Could you give the data below again exactly, apart from the pictures?

(Dataset items)
========

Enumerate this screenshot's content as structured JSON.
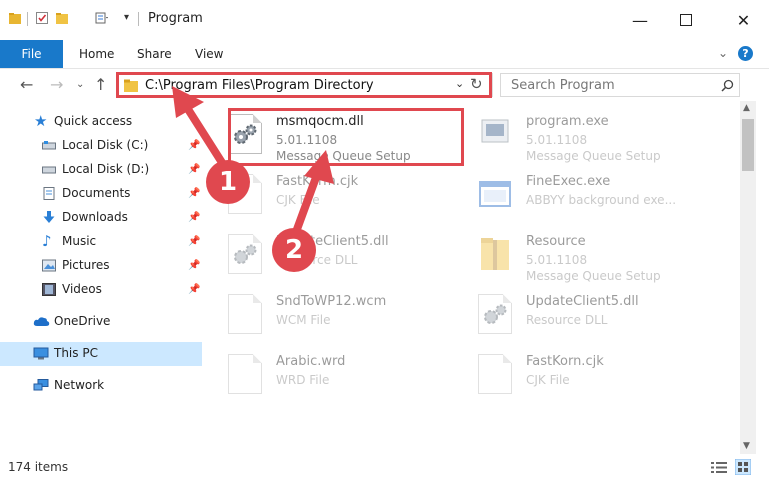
{
  "window": {
    "title": "Program"
  },
  "ribbon": {
    "tabs": [
      "File",
      "Home",
      "Share",
      "View"
    ]
  },
  "address": {
    "path": "C:\\Program Files\\Program Directory"
  },
  "search": {
    "placeholder": "Search Program"
  },
  "nav": {
    "quick_access": "Quick access",
    "items": [
      {
        "label": "Local Disk (C:)",
        "icon": "drive-icon"
      },
      {
        "label": "Local Disk (D:)",
        "icon": "drive-icon"
      },
      {
        "label": "Documents",
        "icon": "documents-icon"
      },
      {
        "label": "Downloads",
        "icon": "downloads-icon"
      },
      {
        "label": "Music",
        "icon": "music-icon"
      },
      {
        "label": "Pictures",
        "icon": "pictures-icon"
      },
      {
        "label": "Videos",
        "icon": "videos-icon"
      }
    ],
    "onedrive": "OneDrive",
    "this_pc": "This PC",
    "network": "Network"
  },
  "files": [
    {
      "name": "msmqocm.dll",
      "line2": "5.01.1108",
      "line3": "Message Queue Setup",
      "icon": "dll-gear-icon"
    },
    {
      "name": "program.exe",
      "line2": "5.01.1108",
      "line3": "Message Queue Setup",
      "icon": "exe-icon"
    },
    {
      "name": "FastKorm.cjk",
      "line2": "CJK File",
      "line3": "",
      "icon": "file-icon"
    },
    {
      "name": "FineExec.exe",
      "line2": "ABBYY background exe...",
      "line3": "",
      "icon": "window-exe-icon"
    },
    {
      "name": "UpdateClient5.dll",
      "line2": "Resource DLL",
      "line3": "",
      "icon": "dll-gear-icon"
    },
    {
      "name": "Resource",
      "line2": "5.01.1108",
      "line3": "Message Queue Setup",
      "icon": "folder-zip-icon"
    },
    {
      "name": "SndToWP12.wcm",
      "line2": "WCM File",
      "line3": "",
      "icon": "file-icon"
    },
    {
      "name": "UpdateClient5.dll",
      "line2": "Resource DLL",
      "line3": "",
      "icon": "dll-gear-icon"
    },
    {
      "name": "Arabic.wrd",
      "line2": "WRD File",
      "line3": "",
      "icon": "file-icon"
    },
    {
      "name": "FastKorn.cjk",
      "line2": "CJK File",
      "line3": "",
      "icon": "file-icon"
    }
  ],
  "status": {
    "items_count": "174 items"
  },
  "annotations": {
    "step1": "1",
    "step2": "2"
  },
  "colors": {
    "accent": "#1979ca",
    "highlight": "#e0484f",
    "selected": "#cce8ff"
  }
}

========

» **ANSWER TO THE EXERCISE**:
Enumerate this screenshot's content as structured JSON.
{
  "window": {
    "title": "Program"
  },
  "ribbon": {
    "tabs": [
      "File",
      "Home",
      "Share",
      "View"
    ]
  },
  "address": {
    "path": "C:\\Program Files\\Program Directory"
  },
  "search": {
    "placeholder": "Search Program"
  },
  "nav": {
    "quick_access": "Quick access",
    "items": [
      {
        "label": "Local Disk (C:)",
        "icon": "drive-icon"
      },
      {
        "label": "Local Disk (D:)",
        "icon": "drive-icon"
      },
      {
        "label": "Documents",
        "icon": "documents-icon"
      },
      {
        "label": "Downloads",
        "icon": "downloads-icon"
      },
      {
        "label": "Music",
        "icon": "music-icon"
      },
      {
        "label": "Pictures",
        "icon": "pictures-icon"
      },
      {
        "label": "Videos",
        "icon": "videos-icon"
      }
    ],
    "onedrive": "OneDrive",
    "this_pc": "This PC",
    "network": "Network"
  },
  "files": [
    {
      "name": "msmqocm.dll",
      "line2": "5.01.1108",
      "line3": "Message Queue Setup",
      "icon": "dll-gear-icon"
    },
    {
      "name": "program.exe",
      "line2": "5.01.1108",
      "line3": "Message Queue Setup",
      "icon": "exe-icon"
    },
    {
      "name": "FastKorm.cjk",
      "line2": "CJK File",
      "line3": "",
      "icon": "file-icon"
    },
    {
      "name": "FineExec.exe",
      "line2": "ABBYY background exe...",
      "line3": "",
      "icon": "window-exe-icon"
    },
    {
      "name": "UpdateClient5.dll",
      "line2": "Resource DLL",
      "line3": "",
      "icon": "dll-gear-icon"
    },
    {
      "name": "Resource",
      "line2": "5.01.1108",
      "line3": "Message Queue Setup",
      "icon": "folder-zip-icon"
    },
    {
      "name": "SndToWP12.wcm",
      "line2": "WCM File",
      "line3": "",
      "icon": "file-icon"
    },
    {
      "name": "UpdateClient5.dll",
      "line2": "Resource DLL",
      "line3": "",
      "icon": "dll-gear-icon"
    },
    {
      "name": "Arabic.wrd",
      "line2": "WRD File",
      "line3": "",
      "icon": "file-icon"
    },
    {
      "name": "FastKorn.cjk",
      "line2": "CJK File",
      "line3": "",
      "icon": "file-icon"
    }
  ],
  "status": {
    "items_count": "174 items"
  },
  "annotations": {
    "step1": "1",
    "step2": "2"
  },
  "colors": {
    "accent": "#1979ca",
    "highlight": "#e0484f",
    "selected": "#cce8ff"
  }
}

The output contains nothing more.